• _Records for this exercise_:

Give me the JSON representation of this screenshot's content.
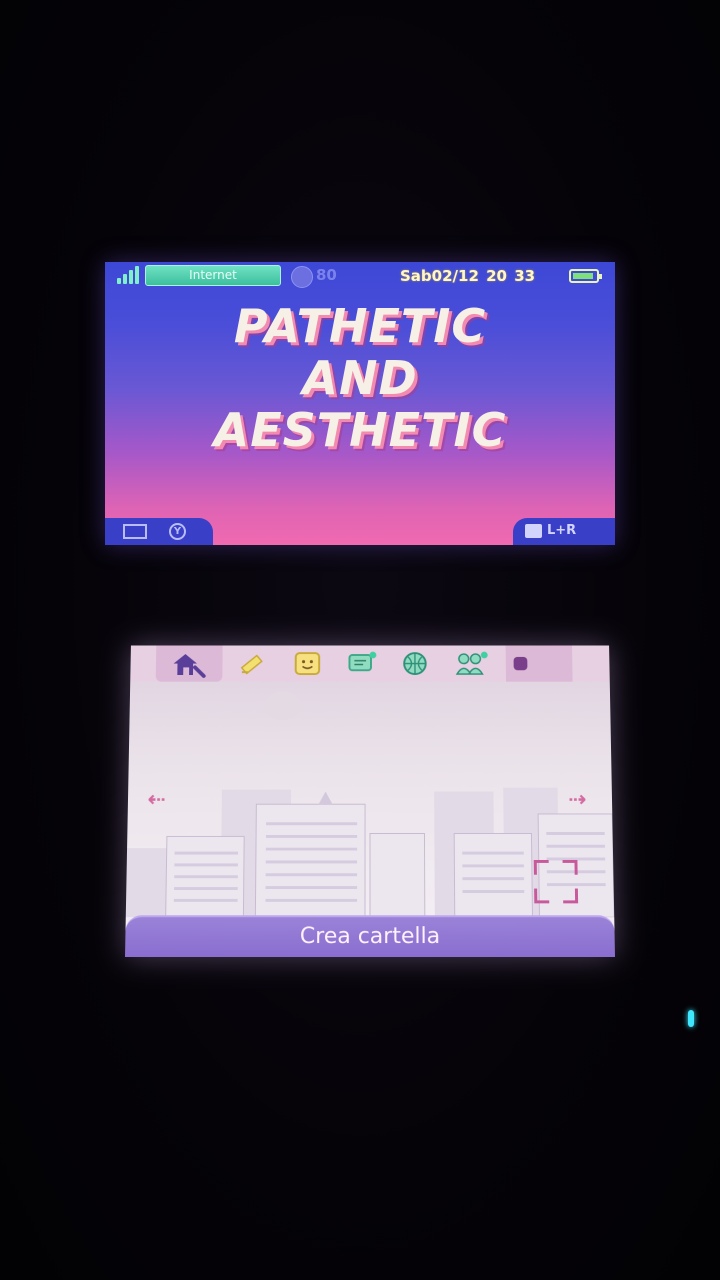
{
  "top_screen": {
    "connection_label": "Internet",
    "coin_count": "80",
    "date_time": "Sab02/12 20 33",
    "headline": [
      "PATHETIC",
      "AND",
      "AESTHETIC"
    ],
    "lr_label": "L+R"
  },
  "bottom_screen": {
    "action_label": "Crea cartella",
    "menu_icons": [
      "home-settings-icon",
      "game-notes-icon",
      "friend-list-icon",
      "notifications-icon",
      "internet-browser-icon",
      "miiverse-icon"
    ],
    "accent_color": "#d46aa0"
  }
}
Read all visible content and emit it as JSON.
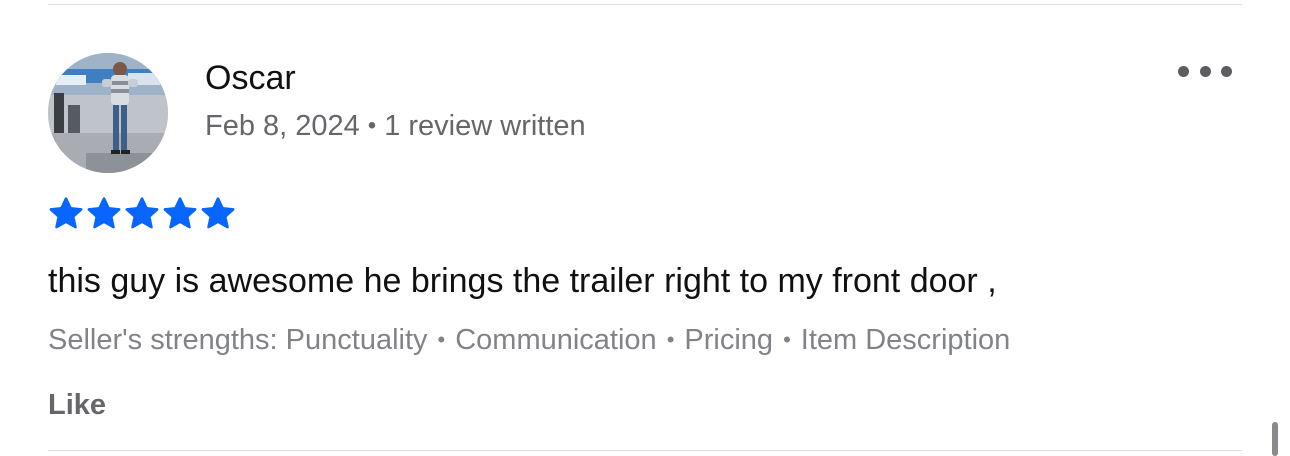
{
  "review": {
    "reviewer_name": "Oscar",
    "date": "Feb 8, 2024",
    "meta_separator": "•",
    "reviews_written": "1 review written",
    "rating": 5,
    "rating_max": 5,
    "star_color": "#0866ff",
    "text": "this guy is awesome he brings the trailer right to my front door ,",
    "strengths_label": "Seller's strengths:",
    "strengths": [
      "Punctuality",
      "Communication",
      "Pricing",
      "Item Description"
    ],
    "strengths_separator": "•",
    "like_label": "Like"
  },
  "icons": {
    "more": "more-options-icon",
    "star": "star-icon",
    "avatar": "avatar-photo"
  }
}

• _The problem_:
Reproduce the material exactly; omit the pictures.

• _Expected answer_:
Give me the JSON representation of this screenshot's content.
{
  "top_screen": {
    "connection_label": "Internet",
    "coin_count": "80",
    "date_time": "Sab02/12 20 33",
    "headline": [
      "PATHETIC",
      "AND",
      "AESTHETIC"
    ],
    "lr_label": "L+R"
  },
  "bottom_screen": {
    "action_label": "Crea cartella",
    "menu_icons": [
      "home-settings-icon",
      "game-notes-icon",
      "friend-list-icon",
      "notifications-icon",
      "internet-browser-icon",
      "miiverse-icon"
    ],
    "accent_color": "#d46aa0"
  }
}
Read all visible content and emit it as JSON.
{
  "review": {
    "reviewer_name": "Oscar",
    "date": "Feb 8, 2024",
    "meta_separator": "•",
    "reviews_written": "1 review written",
    "rating": 5,
    "rating_max": 5,
    "star_color": "#0866ff",
    "text": "this guy is awesome he brings the trailer right to my front door ,",
    "strengths_label": "Seller's strengths:",
    "strengths": [
      "Punctuality",
      "Communication",
      "Pricing",
      "Item Description"
    ],
    "strengths_separator": "•",
    "like_label": "Like"
  },
  "icons": {
    "more": "more-options-icon",
    "star": "star-icon",
    "avatar": "avatar-photo"
  }
}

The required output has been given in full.